03 Aug A New Way of Seeing…Ourselves, Others, & the World
Sometimes, you need the ocean light,
and colors you’ve never seen before
painted through an evening sky.
Sometimes you need your God
to be a simple invitation,
not a telling word of wisdom.
Sometimes you need only the first shyness
that comes from being shown things
far beyond your understanding,
so that you can fly and become free
by being still and by being still here.
And then there are times you need to be
brought to ground by touch
and touch alone.
To know those arms around you
and to make your home in the world
just by being wanted.
To see those eyes looking back at you,
as eyes should see you at last,
seeing you, as you always wanted to be seen,
seeing you, as you yourself
had always wanted to see the world.
– David Whyte
©2012 Many Rivers Press
Second sight. That’s a pretty good way to summarize what happens when Jesus encounters people.
Jesus met people with all kinds of problems and ailments—hemorrhaging and hunger, deafness and blindness, mental illness and paralysis, isolation, rejection, and loneliness. Healing people was an important part of Jesus’ vocation in part because he cared about people and wanted their lives to be better and in part because wholeness was and is a sign of God’s kingdom. Not kingdom as in someday but kingdom as in now.
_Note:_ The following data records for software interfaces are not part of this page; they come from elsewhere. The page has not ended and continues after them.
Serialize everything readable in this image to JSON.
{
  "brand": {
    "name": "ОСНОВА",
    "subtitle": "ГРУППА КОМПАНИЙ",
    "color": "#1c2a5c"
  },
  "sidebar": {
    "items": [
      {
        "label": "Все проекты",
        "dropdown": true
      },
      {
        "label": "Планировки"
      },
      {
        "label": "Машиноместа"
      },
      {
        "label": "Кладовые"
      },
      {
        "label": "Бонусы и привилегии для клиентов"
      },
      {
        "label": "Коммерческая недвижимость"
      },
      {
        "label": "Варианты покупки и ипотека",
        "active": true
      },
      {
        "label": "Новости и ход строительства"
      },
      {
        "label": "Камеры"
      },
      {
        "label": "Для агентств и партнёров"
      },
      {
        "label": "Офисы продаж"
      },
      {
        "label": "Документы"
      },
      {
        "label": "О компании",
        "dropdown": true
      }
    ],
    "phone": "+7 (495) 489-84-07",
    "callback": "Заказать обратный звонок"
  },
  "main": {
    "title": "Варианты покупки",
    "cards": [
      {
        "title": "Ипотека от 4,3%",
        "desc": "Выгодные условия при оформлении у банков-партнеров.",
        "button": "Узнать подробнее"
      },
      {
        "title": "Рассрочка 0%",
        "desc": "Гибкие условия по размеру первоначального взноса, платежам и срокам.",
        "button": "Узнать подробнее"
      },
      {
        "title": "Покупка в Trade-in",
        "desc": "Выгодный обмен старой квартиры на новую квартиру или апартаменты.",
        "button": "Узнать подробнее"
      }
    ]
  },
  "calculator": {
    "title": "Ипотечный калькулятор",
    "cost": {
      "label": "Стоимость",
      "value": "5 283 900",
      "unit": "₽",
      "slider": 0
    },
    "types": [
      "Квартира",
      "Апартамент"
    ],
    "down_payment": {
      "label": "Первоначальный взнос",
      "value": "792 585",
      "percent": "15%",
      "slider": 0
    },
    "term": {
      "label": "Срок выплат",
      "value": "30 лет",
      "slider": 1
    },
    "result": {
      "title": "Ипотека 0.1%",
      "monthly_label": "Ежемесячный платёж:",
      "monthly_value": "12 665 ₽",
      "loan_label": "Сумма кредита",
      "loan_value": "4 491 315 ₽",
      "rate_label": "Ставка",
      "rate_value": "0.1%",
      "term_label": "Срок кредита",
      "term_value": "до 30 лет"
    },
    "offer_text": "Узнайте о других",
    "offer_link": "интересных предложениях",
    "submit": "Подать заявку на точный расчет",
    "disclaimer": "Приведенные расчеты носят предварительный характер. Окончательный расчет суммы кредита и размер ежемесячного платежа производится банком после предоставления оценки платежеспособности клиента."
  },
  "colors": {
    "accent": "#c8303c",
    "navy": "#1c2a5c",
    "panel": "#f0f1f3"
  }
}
We still encounter Jesus and when we do, healing is still possible. But healing is never just about physical or mental wellness. When we are touched by God’s presence in our lives, we also receive second sight. We receive a new way of seeing people, seeing the world, and seeing ourselves. We cannot write people off or give up on them or dismiss them as “less than.” God loves those same people passionately, hopefully and faithfully, and so we endeavor to do the same. We don’t throw up our hands in either disgust or despondency, despairing of the mess the world is in. God is actively involved in this “mess,” working in redemptive, renewing ways, so we roll up our sleeves and get to work alongside God. We take care of our bodies, nurture our relationships, feed our souls and spirits because we “see” with holy eyes how cherished and valuable to God we are.
God’s healing comes to us in many ways, as David Whyte’s poem so beautifully captures. Whether your soul is in need of a dazzling sunset, a hug from a friend, a word of encouragement, or a wordless, silent prayer, I invite you to slow down, put your phone away, and look, really look. God is right there with you seeing you as you have always wanted to be seen, knowing you better than you even know yourself. Whatever you have to say, say it to God. Love is God’s eternal reply.
Yours for the Kingdom,